- What is expected
Every single entry below should be reproduced verbatim.

━━━ Dataset ━━━

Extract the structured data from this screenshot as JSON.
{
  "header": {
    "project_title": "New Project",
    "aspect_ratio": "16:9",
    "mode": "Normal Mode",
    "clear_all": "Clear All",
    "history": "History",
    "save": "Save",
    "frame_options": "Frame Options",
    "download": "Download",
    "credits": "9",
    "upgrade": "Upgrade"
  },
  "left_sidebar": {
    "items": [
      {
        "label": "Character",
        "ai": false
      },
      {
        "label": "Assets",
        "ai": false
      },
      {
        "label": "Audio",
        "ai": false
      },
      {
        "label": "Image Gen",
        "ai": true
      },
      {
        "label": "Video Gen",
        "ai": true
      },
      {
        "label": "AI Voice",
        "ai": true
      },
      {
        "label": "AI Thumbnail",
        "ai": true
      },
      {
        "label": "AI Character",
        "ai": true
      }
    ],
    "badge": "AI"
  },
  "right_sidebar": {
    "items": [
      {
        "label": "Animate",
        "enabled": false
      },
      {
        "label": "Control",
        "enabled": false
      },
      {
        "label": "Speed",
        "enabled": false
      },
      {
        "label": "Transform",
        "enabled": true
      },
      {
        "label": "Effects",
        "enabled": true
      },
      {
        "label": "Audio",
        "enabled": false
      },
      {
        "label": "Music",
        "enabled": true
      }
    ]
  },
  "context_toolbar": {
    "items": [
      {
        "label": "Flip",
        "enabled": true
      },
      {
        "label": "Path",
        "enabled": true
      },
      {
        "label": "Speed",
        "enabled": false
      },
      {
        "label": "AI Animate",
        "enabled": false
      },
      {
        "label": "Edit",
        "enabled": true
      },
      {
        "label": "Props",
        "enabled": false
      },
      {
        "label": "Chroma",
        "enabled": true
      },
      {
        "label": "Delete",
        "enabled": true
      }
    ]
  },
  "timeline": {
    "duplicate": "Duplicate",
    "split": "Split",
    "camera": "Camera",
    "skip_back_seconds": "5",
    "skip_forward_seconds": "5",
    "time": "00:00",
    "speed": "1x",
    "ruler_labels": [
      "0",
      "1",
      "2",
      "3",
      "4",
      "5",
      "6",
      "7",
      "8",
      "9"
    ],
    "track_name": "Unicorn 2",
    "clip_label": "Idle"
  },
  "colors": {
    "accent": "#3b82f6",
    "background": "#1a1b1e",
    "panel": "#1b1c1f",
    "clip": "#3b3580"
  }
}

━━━

- Written solution
Extract the structured data from this screenshot as JSON.
{
  "header": {
    "project_title": "New Project",
    "aspect_ratio": "16:9",
    "mode": "Normal Mode",
    "clear_all": "Clear All",
    "history": "History",
    "save": "Save",
    "frame_options": "Frame Options",
    "download": "Download",
    "credits": "9",
    "upgrade": "Upgrade"
  },
  "left_sidebar": {
    "items": [
      {
        "label": "Character",
        "ai": false
      },
      {
        "label": "Assets",
        "ai": false
      },
      {
        "label": "Audio",
        "ai": false
      },
      {
        "label": "Image Gen",
        "ai": true
      },
      {
        "label": "Video Gen",
        "ai": true
      },
      {
        "label": "AI Voice",
        "ai": true
      },
      {
        "label": "AI Thumbnail",
        "ai": true
      },
      {
        "label": "AI Character",
        "ai": true
      }
    ],
    "badge": "AI"
  },
  "right_sidebar": {
    "items": [
      {
        "label": "Animate",
        "enabled": false
      },
      {
        "label": "Control",
        "enabled": false
      },
      {
        "label": "Speed",
        "enabled": false
      },
      {
        "label": "Transform",
        "enabled": true
      },
      {
        "label": "Effects",
        "enabled": true
      },
      {
        "label": "Audio",
        "enabled": false
      },
      {
        "label": "Music",
        "enabled": true
      }
    ]
  },
  "context_toolbar": {
    "items": [
      {
        "label": "Flip",
        "enabled": true
      },
      {
        "label": "Path",
        "enabled": true
      },
      {
        "label": "Speed",
        "enabled": false
      },
      {
        "label": "AI Animate",
        "enabled": false
      },
      {
        "label": "Edit",
        "enabled": true
      },
      {
        "label": "Props",
        "enabled": false
      },
      {
        "label": "Chroma",
        "enabled": true
      },
      {
        "label": "Delete",
        "enabled": true
      }
    ]
  },
  "timeline": {
    "duplicate": "Duplicate",
    "split": "Split",
    "camera": "Camera",
    "skip_back_seconds": "5",
    "skip_forward_seconds": "5",
    "time": "00:00",
    "speed": "1x",
    "ruler_labels": [
      "0",
      "1",
      "2",
      "3",
      "4",
      "5",
      "6",
      "7",
      "8",
      "9"
    ],
    "track_name": "Unicorn 2",
    "clip_label": "Idle"
  },
  "colors": {
    "accent": "#3b82f6",
    "background": "#1a1b1e",
    "panel": "#1b1c1f",
    "clip": "#3b3580"
  }
}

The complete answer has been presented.